Differences in Fibroid Symptom Reporting among Asian and Caucasian Patients in a Multidisciplinary Fibroid Center


  • Norma Jimenez Ramirez Stanford School of Medicine
  • Zainub Dhanani Stanford University
  • Jennifer Nguyen Stanford University
  • Janine Bruce Stanford University
  • Deirdre Lum Stanford University
  • Diana Atashroo Stanford University
  • Pejman Ghanouni Stanford University
  • Bertha Chen Stanford University




quality of life, health disparities, Asian health, Uterine fibroids


Introduction: Uterine fibroids are prevalent in reproductive-age Asian women and can have a severe impact on health due to heavy bleeding, pelvic pain, and psychosocial harm. Current treatment, ranging from expectant management to hysterectomy, is aimed at symptom alleviation. Therefore, it is crucial for providers to accurately gauge symptom impact to determine appropriate treatments. A recent study reported differential symptom scores between Asian and Caucasian women treated at the Stanford Fibroid Center (SFC).1 In this pilot study, we aim to explore potential etiologies contributing to this finding by comparing fibroid size and location, clinical factors, and surveying sociocultural factors. 

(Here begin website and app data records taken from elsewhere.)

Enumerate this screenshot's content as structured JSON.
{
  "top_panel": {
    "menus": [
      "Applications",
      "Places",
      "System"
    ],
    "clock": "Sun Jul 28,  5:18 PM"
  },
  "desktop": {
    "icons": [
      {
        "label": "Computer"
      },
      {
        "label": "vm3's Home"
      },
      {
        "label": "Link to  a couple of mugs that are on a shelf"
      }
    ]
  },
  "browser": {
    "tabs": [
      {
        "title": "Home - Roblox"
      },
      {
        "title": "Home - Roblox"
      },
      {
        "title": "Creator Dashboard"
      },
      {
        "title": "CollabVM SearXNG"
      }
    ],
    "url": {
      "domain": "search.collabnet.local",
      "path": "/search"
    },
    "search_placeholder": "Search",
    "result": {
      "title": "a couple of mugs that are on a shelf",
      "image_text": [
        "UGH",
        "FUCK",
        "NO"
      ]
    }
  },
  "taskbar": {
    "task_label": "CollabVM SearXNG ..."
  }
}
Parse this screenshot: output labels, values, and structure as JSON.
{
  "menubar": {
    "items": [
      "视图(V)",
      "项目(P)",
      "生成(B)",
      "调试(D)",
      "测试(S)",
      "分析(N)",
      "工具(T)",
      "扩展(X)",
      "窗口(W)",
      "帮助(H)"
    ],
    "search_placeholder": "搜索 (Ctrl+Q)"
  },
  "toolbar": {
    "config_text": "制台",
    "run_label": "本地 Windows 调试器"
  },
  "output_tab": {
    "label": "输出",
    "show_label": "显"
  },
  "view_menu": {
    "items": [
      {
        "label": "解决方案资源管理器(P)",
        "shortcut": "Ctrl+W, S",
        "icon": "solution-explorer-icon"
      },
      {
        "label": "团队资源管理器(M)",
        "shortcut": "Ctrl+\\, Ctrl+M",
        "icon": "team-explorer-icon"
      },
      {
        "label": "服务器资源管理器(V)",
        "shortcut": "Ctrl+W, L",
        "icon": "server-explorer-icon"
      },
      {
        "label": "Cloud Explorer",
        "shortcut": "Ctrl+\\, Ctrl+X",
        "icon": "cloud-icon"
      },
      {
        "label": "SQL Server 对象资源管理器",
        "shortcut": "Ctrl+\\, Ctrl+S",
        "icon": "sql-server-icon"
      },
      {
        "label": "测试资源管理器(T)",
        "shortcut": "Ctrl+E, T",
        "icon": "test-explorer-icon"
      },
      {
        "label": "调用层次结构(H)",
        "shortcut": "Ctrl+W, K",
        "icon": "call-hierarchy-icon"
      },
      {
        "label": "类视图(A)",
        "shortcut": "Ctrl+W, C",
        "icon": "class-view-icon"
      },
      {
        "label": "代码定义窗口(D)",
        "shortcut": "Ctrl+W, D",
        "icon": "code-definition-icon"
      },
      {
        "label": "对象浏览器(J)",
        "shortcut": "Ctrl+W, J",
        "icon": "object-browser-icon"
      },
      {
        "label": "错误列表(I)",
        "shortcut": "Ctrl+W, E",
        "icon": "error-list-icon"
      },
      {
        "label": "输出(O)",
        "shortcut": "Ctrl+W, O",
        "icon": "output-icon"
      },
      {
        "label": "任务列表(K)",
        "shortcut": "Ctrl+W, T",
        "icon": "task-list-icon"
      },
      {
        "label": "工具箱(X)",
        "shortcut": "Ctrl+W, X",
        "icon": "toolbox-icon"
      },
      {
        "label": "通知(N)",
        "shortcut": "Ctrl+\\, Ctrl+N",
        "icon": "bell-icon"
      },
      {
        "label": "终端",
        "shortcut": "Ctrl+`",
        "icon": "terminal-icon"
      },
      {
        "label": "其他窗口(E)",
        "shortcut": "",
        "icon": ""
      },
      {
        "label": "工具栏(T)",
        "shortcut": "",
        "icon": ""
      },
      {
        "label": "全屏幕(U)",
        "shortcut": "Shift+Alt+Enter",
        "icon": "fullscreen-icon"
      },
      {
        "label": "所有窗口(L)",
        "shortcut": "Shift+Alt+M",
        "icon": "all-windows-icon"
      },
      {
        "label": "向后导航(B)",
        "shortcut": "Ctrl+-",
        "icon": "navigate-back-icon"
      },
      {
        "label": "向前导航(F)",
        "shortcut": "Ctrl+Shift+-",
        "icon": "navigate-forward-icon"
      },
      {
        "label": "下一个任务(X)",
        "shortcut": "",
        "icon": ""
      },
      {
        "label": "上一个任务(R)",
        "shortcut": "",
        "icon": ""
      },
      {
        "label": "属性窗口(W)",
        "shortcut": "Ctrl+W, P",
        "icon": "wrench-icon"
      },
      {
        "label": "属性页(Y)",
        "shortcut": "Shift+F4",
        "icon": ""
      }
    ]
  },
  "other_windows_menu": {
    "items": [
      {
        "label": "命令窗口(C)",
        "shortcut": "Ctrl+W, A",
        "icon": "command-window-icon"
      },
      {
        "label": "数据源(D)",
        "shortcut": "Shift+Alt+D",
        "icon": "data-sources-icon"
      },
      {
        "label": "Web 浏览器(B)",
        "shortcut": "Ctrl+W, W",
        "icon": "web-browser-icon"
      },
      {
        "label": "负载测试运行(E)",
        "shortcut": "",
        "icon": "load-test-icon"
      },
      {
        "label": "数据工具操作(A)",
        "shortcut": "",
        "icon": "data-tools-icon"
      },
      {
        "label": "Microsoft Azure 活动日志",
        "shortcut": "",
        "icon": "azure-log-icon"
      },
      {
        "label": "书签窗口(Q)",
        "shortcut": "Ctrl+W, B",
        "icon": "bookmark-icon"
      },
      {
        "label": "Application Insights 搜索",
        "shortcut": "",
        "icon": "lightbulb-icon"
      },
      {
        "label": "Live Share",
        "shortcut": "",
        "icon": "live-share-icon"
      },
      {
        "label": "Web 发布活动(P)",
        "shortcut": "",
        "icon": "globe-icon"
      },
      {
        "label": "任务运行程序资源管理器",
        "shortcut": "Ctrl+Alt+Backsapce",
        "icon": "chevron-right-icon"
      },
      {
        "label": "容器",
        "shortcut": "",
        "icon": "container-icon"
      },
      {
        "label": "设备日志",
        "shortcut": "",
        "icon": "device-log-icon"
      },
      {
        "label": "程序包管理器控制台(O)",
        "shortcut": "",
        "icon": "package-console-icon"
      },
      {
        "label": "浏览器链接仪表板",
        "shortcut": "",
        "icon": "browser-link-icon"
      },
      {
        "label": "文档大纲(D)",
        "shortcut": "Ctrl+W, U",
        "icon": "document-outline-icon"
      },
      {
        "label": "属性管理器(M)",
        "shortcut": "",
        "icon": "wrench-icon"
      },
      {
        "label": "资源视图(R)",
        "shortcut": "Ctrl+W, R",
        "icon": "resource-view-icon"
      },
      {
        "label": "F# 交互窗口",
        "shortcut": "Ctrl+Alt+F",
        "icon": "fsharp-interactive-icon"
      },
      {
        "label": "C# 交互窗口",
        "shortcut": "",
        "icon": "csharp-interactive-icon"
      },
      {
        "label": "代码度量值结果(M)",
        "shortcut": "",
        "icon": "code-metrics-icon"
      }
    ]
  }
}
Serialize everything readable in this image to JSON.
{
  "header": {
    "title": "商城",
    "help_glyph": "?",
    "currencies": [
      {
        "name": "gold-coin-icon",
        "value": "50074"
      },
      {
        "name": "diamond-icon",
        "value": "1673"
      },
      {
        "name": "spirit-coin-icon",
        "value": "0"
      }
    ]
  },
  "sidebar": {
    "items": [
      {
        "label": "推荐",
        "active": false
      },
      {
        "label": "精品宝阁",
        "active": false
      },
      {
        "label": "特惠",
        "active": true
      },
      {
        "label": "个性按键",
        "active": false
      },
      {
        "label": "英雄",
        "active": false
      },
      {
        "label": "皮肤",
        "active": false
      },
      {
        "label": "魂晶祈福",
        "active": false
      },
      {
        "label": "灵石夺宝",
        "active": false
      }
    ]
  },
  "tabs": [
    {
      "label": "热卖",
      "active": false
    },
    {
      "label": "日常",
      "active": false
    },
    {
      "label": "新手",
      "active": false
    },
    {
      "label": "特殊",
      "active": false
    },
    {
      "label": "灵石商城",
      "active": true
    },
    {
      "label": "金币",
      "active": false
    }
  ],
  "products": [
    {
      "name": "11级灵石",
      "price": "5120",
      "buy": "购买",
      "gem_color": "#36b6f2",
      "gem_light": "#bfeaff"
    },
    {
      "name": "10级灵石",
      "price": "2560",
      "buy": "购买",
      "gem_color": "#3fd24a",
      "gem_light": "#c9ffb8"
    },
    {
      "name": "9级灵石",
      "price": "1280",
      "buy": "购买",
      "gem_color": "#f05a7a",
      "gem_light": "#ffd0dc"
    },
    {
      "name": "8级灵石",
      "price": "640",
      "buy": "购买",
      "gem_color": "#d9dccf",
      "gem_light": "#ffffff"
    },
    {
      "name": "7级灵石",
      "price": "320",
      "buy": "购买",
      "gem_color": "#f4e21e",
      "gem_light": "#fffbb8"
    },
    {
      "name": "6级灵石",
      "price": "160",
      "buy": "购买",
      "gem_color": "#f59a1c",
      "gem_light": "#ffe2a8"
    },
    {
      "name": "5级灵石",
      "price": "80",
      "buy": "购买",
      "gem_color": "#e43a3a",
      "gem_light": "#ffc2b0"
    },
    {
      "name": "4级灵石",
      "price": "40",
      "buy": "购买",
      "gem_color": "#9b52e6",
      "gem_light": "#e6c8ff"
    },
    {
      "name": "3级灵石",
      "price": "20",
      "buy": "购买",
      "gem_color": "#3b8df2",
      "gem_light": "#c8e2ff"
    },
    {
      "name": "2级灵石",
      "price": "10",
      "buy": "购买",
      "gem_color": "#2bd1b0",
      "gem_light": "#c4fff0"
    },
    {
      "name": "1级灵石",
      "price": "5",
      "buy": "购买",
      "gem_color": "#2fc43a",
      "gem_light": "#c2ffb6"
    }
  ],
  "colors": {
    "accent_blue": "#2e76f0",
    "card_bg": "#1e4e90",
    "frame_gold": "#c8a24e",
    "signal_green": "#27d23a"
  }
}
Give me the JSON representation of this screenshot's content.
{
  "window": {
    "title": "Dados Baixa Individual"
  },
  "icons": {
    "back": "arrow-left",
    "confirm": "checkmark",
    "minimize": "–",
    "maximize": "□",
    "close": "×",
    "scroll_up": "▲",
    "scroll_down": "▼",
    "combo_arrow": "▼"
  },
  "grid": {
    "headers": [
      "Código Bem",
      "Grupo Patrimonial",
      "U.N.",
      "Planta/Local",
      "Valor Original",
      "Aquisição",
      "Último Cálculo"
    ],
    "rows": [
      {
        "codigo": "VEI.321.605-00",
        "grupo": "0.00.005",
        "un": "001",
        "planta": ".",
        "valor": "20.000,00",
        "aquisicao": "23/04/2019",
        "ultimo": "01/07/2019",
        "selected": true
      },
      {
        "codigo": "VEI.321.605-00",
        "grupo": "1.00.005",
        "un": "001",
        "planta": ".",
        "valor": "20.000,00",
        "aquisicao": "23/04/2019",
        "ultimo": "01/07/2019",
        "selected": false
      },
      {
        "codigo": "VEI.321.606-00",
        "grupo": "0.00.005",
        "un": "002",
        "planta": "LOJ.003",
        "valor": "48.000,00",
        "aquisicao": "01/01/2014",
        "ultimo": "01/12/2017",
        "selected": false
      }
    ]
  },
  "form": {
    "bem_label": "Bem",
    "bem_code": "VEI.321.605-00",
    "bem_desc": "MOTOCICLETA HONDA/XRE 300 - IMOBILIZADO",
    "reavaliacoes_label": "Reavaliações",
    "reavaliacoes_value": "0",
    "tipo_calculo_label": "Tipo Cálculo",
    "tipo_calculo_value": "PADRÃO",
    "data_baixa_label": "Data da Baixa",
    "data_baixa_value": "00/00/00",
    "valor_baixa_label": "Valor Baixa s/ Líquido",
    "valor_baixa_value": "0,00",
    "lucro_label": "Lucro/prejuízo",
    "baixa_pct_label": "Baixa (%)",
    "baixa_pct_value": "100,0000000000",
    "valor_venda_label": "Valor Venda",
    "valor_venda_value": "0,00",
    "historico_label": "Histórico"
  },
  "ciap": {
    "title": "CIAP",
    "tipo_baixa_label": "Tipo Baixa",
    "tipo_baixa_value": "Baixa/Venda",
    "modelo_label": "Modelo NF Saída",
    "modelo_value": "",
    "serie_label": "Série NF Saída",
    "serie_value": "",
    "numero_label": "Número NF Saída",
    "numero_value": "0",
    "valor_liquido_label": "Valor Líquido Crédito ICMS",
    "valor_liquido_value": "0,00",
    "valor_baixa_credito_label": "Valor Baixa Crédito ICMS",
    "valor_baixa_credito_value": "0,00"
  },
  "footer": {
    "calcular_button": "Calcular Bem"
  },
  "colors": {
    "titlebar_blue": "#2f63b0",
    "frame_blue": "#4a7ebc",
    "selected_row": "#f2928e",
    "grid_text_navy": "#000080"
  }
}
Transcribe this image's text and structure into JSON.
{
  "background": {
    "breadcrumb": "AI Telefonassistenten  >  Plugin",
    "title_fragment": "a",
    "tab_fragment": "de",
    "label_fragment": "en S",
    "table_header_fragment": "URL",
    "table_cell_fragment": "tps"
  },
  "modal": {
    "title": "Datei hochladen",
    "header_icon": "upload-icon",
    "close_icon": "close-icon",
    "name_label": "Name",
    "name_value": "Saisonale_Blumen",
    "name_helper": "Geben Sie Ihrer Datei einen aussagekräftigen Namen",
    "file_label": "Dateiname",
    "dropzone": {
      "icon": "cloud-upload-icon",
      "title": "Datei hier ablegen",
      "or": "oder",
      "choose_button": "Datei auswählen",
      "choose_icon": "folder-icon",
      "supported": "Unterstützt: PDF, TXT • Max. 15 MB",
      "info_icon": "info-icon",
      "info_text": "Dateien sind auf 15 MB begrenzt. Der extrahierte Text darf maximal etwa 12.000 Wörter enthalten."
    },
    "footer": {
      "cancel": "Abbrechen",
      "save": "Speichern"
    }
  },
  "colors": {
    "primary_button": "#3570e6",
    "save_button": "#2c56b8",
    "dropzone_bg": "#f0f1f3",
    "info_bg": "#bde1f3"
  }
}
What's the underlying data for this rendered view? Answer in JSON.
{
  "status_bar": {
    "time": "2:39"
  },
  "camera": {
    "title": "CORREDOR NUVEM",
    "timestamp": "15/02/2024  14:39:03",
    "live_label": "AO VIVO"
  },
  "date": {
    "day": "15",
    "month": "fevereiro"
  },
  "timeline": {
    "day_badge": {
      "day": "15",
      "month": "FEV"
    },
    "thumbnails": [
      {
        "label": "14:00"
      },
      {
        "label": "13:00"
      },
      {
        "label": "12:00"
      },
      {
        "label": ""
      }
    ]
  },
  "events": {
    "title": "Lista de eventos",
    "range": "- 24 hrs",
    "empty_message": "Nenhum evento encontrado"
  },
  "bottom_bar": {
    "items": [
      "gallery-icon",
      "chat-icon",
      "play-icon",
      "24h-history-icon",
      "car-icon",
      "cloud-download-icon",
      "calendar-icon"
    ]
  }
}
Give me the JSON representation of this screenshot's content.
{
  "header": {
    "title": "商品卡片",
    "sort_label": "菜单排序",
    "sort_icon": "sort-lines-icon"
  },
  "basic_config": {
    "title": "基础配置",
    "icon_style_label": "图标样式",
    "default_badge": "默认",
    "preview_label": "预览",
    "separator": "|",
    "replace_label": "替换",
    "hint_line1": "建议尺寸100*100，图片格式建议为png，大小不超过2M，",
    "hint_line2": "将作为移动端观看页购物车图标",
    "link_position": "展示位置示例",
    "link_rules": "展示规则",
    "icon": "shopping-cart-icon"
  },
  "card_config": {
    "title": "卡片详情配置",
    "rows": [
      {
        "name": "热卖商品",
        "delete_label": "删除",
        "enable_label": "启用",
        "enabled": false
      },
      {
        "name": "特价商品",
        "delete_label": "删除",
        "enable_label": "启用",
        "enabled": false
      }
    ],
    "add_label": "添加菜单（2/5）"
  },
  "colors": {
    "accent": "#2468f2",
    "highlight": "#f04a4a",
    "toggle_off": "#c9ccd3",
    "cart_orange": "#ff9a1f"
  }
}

Methods: We utilized a mixed methods approach to uncover potential associations to differential Uterine Fibroid Symptom and Health-Related Quality of Life Symptom Severity Scores (UFS-QoL SSS) between Asian and Caucasian patients at SFC. We quantitatively analyzed fibroid imaging data and clinical risk factors from this cohort and qualitatively compared semi-structured interviews in a representative sub-sample. 

Results: We found no significant difference in fibroid size or location between groups. However, Asians had significantly lower body mass index (P < 0.0001) and were more likely non-smokers (P = 0.0037) compared to Caucasians. After adjusting for these and other risk factors, pretreatment UFS-QoL SSS in Asian patients were still significantly lower (P < 0.0001). Qualitative interviews with Asian and Caucasian interviewees demonstrated comparable symptom experiences and quality of life, but more Asian participants described a negative impact from family and friends, less access to and distrust of medical providers, and pursuit of alternative therapies for their fibroids. 

Conclusion: These findings suggest that the UFS-QoL questionnaire may be insufficient for capturing symptom burden in patients of different races. Further understanding on how the above factors modulate symptom reporting is warranted to help design appropriate fibroid treatment recommendations for diverse populations. 



How to Cite

Jimenez Ramirez, N., Dhanani, Z., Nguyen, J., Bruce, J., Lum, D., Atashroo, D., Ghanouni, P., & Chen, B. (2023). Differences in Fibroid Symptom Reporting among Asian and Caucasian Patients in a Multidisciplinary Fibroid Center. Journal of Asian Health, 3(1). https://doi.org/10.59448/jah.v3i1.37



Original Research Articles